If you have a Flexible Savings Account (FSA) through your company, review your 2015 expenditures to see how much you have left in your account. If you have $500 or less, check with your employer, as you may be able to carry the balance over into March 2016 without penalty. If you have more than $500, order that new pair of prescription sunglasses you’ve been thinking about, or visit FSAStore.com, a website that sells more than 600 FSA-approved items, including first-aid kits, cold and allergy medications, vitamins and supplements, and sunscreen.
Manage Your HSA
If you have a high-deductible health plan with a Health Savings Account (HSA), review your balance and refill your prescriptions or other qualified purchases before December 31st. If you have not yet contributed the maximum to your account in 2015, talk to your accountant or tax professional about making additional contributions before April 15, 2016. Unlike an FSA, the money in your HSA rolls over from year to year, and you can invest the money in your account. If you’re an individual, you can contribute $3,350 to your HSA, with an additional $1,000 if you’re 55 or older. If you have an HSA for your family, the limit is $6,650.

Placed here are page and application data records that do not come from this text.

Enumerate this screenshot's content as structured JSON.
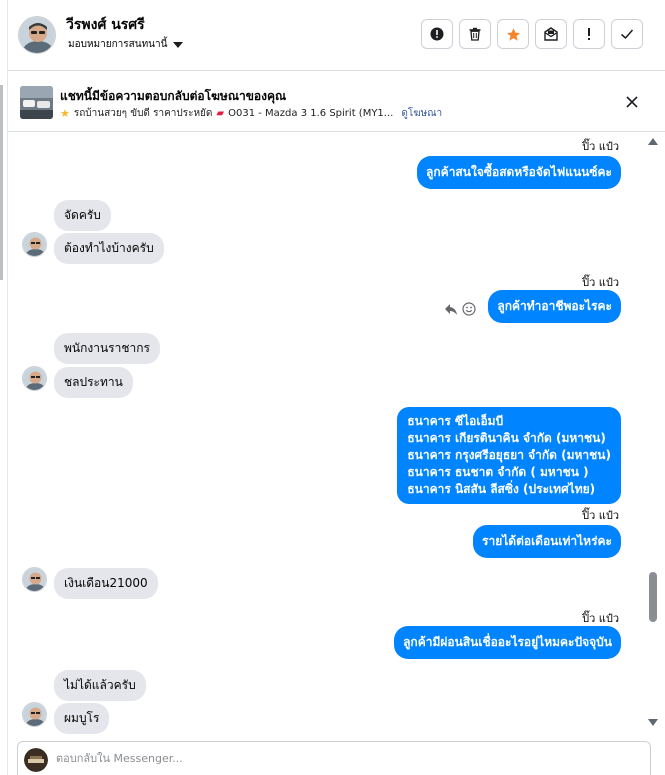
{
  "header": {
    "contact_name": "วีรพงศ์ นรศรี",
    "assign_label": "มอบหมายการสนทนานี้",
    "toolbar": [
      {
        "icon": "alert-circle-icon",
        "label": "Mark as spam"
      },
      {
        "icon": "trash-icon",
        "label": "Delete"
      },
      {
        "icon": "star-icon",
        "label": "Star"
      },
      {
        "icon": "mark-unread-icon",
        "label": "Mark unread"
      },
      {
        "icon": "exclamation-icon",
        "label": "Follow up"
      },
      {
        "icon": "check-icon",
        "label": "Done"
      }
    ]
  },
  "ad": {
    "title": "แชทนี้มีข้อความตอบกลับต่อโฆษณาของคุณ",
    "subtitle": "รถบ้านสวยๆ ขับดี ราคาประหยัด",
    "car_text": "O031 - Mazda 3 1.6 Spirit (MY1...",
    "link": "ดูโฆษณา"
  },
  "messages": [
    {
      "type": "timestamp",
      "text": "ปิ๊ว แป๋ว"
    },
    {
      "type": "out",
      "text": "ลูกค้าสนใจซื้อสดหรือจัดไฟแนนซ์คะ"
    },
    {
      "type": "in",
      "text": "จัดครับ"
    },
    {
      "type": "in",
      "text": "ต้องทำไงบ้างครับ"
    },
    {
      "type": "timestamp",
      "text": "ปิ๊ว แป๋ว"
    },
    {
      "type": "out",
      "text": "ลูกค้าทำอาชีพอะไรคะ"
    },
    {
      "type": "in",
      "text": "พนักงานราชากร"
    },
    {
      "type": "in",
      "text": "ชลประทาน"
    },
    {
      "type": "out",
      "lines": [
        "ธนาคาร ซีไอเอ็มบี",
        "ธนาคาร เกียรตินาคิน จำกัด (มหาชน)",
        "ธนาคาร กรุงศรีอยุธยา จำกัด (มหาชน)",
        "ธนาคาร ธนชาต จำกัด ( มหาชน )",
        "ธนาคาร  นิสสัน ลีสซิ่ง (ประเทศไทย)"
      ]
    },
    {
      "type": "timestamp",
      "text": "ปิ๊ว แป๋ว"
    },
    {
      "type": "out",
      "text": "รายได้ต่อเดือนเท่าไหร่คะ"
    },
    {
      "type": "in",
      "text": "เงินเดือน21000"
    },
    {
      "type": "timestamp",
      "text": "ปิ๊ว แป๋ว"
    },
    {
      "type": "out",
      "text": "ลูกค้ามีผ่อนสินเชื่ออะไรอยู่ไหมคะปัจจุบัน"
    },
    {
      "type": "in",
      "text": "ไม่ได้แล้วครับ"
    },
    {
      "type": "in",
      "text": "ผมบูโร"
    }
  ],
  "composer": {
    "placeholder": "ตอบกลับใน Messenger..."
  },
  "colors": {
    "outgoing_bubble": "#0084ff",
    "incoming_bubble": "#e4e6eb",
    "star_active": "#f5842a"
  }
}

Max Out Your 401(k) and IRA
If you’ve had a banner year at work (or won the lottery) and have wisely stashed away some cash, talk to your accountant or tax professional about maxing out your 401(k) and IRA, or opening a Roth IRA, which allows you to withdraw the money tax-free during retirement. If your employer offers matching contributions, review your most recent statement and make any necessary adjustments.
Give to Charity
One of the most satisfying ways to reduce your taxes is with a cash contribution to your church, synagogue, or other religious organization, a non-profit school, the Salvation Army, or other charitable organization. If you have a car, motorcycle, or boat that you no longer need, you can donate it to a non-profit and deduct the fair market value from your taxes. You can deduct up to a maximum of up to 50% of your adjusted gross income on your 2015 taxes. If you’re feeling especially generous and want to exceed the maximum, you can carry the excess forward for up to five years.
With these strategies in place, you’ll find it easier to keep your financial house in order in 2016.